The UNIA-sponsored expert opinion does not address what is an important part of the contracts between UBER and UBER-drivers, i.e., UBER's right to dictate unilaterally the transportation fares to be charged and any discounts to be granted on those fares. One might be tempted to say that an UBER-rider thereby waives his or her instrumental entrepreneurial right to determine the value of its own service or products. This view ignores, however, the fact that any end price fixing in vertical distribution is ultimately a cartel or competition law issue. A dominant market position of UBER would not be a prerequisite for an intervention by anti-cartel commissions (at least not in Switzerland).

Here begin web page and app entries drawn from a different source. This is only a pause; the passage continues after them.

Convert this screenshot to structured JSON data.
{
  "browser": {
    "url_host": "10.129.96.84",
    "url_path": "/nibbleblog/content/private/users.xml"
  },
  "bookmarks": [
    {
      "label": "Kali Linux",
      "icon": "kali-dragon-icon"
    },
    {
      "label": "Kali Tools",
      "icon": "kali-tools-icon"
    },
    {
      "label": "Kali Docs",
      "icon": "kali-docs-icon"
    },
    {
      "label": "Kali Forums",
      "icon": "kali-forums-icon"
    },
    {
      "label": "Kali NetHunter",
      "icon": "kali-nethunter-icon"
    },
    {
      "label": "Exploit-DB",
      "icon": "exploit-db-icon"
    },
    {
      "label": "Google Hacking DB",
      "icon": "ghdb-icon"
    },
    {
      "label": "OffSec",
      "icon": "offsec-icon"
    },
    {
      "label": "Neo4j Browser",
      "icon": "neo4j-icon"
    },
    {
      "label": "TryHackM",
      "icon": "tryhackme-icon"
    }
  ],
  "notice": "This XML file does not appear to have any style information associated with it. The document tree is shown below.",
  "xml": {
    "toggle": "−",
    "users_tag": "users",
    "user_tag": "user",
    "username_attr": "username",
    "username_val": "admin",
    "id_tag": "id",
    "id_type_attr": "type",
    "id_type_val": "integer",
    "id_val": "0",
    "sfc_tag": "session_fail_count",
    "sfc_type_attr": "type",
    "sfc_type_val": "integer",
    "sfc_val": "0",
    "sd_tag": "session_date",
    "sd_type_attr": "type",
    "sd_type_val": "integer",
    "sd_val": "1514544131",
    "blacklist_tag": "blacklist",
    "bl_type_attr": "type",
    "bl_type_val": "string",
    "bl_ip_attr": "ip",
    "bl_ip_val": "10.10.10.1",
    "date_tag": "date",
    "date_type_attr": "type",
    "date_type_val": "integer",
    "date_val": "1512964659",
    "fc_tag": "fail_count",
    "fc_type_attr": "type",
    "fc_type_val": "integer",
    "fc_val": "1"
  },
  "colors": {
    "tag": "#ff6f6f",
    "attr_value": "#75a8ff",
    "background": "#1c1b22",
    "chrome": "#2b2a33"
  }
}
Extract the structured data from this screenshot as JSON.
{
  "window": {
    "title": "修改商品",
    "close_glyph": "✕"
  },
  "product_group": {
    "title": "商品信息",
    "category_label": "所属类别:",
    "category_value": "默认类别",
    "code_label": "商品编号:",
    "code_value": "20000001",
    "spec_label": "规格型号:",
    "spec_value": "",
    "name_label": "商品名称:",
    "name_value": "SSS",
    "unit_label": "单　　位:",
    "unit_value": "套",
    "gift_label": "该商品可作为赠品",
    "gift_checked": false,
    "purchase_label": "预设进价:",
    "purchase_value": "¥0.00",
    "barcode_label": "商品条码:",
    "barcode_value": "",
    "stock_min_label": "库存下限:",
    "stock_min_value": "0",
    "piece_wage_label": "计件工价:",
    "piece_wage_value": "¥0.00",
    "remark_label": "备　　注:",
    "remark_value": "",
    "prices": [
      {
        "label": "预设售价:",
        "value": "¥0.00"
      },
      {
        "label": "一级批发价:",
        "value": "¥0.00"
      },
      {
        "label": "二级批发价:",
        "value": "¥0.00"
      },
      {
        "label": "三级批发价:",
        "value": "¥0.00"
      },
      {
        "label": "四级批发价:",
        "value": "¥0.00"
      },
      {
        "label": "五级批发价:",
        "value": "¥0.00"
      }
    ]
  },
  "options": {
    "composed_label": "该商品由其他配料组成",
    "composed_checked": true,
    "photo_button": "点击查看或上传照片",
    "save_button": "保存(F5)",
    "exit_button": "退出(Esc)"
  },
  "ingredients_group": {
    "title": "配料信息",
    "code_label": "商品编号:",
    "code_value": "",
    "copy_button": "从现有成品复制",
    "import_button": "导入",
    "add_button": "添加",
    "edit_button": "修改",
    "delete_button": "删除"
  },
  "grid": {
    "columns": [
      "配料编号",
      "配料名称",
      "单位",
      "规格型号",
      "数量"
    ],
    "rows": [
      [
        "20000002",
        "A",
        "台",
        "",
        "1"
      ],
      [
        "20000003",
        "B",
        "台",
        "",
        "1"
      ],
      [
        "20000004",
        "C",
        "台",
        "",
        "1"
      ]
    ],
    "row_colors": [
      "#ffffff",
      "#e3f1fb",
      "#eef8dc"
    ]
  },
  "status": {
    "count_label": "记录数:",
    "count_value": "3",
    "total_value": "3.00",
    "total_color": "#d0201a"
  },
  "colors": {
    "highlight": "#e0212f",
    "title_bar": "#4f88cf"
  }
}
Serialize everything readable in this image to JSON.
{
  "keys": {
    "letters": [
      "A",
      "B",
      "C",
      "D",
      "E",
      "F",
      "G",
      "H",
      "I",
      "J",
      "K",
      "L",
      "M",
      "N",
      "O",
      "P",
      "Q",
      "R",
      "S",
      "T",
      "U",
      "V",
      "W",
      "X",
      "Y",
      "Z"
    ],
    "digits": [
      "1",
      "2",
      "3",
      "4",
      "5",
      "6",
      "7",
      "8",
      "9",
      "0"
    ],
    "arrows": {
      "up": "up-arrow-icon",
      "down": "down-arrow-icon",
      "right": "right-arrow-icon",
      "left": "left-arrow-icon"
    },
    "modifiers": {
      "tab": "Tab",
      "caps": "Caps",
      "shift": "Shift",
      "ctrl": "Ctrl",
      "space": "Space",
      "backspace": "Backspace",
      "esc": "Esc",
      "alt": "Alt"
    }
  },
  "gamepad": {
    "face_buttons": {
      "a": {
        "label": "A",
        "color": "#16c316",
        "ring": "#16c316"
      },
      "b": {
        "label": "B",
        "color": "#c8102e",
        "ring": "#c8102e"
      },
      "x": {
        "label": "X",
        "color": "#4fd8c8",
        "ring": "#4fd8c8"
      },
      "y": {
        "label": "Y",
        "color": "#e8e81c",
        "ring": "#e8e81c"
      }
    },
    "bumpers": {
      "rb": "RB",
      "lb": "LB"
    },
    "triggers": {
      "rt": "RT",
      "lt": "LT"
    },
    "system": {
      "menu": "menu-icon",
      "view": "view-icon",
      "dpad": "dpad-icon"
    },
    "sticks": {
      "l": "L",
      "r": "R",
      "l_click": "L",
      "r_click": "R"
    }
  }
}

The fact that UBER cashes in the entire transportation price and repays the UBER-driver a so-called service fee of 80 percent is not entirely congruent with UBER's claim to be a mere platform provider. Applying Cartesian strictness, the UBER-driver would cash in 100 percent of the transportation fare and would pay UBER a 20 percent brokerage fee. Swiss employment specialists have also argued that the UBER-driver must provide its services in person, what is supposedly typical for an employment relationship. This argument fails too because for instance a mandatee-agent must perform in person too (in the absence of any other agreement).
"It is typical for a Swiss brokerage contract that the client, i.e. the UBER-driver, does not have to accept a specific job contract."
Brokerage, mandate or agency contract
UBER claims that its contractual relationship with taxidrivers is a brokerage pursuant to Arts. 412 et seq. of the Swiss Code of Obligations ("SCO"). Accordingly, UBER agrees to broker transportation jobs to UBER-drivers. According to the UBER business model, UBER is not obliged to act in any way as a broker. An obligation to broker is only assumed if exclusivity is part of the brokerage contract, what does not corespond with the UBER business model. However, there is an obvious business interest on the part of UBER to arrange for as many transport jobs as possible.
It is also typical for a Swiss brokerage contract that the client, i.e. the UBER-driver, does not have to accept a specific contract (here the transportation job), which is also in line with the UBER business concept. Under the UBER-agreement, there is no obligation on UBER's side to compensate the UBER-driver for any of its financial expenditures of whatever sort. As opposed to an employment or mandate agreement, UBER is only compensated if a success is accomplished, presently a particular transportation job. This latter consideration leads over to the transportation contract concluded between the UBER-drivers and their clients, which are considered in most cases work contracts ("Werkverträge"), whose compensation model are also success-based. In the rarer cases of limousine services concluded for a specific time period, Swiss lease provisions might apply instead.
In concluding this brief, it can be also stated that the contractual relationship between UBER and UBER-drivers is not subject to any agency contract provisions pursuant to Arts. 418a et seq. of the SCO. This view is appropriate since it is not the UBER-driver concluding any transportation jobs on behalf and on account of UBER as UBER is not in the business and not in a position of providing transportation jobs on its own.
The content of this article is intended to provide a general guide to the subject matter. Specialist advice should be sought about your specific circumstances.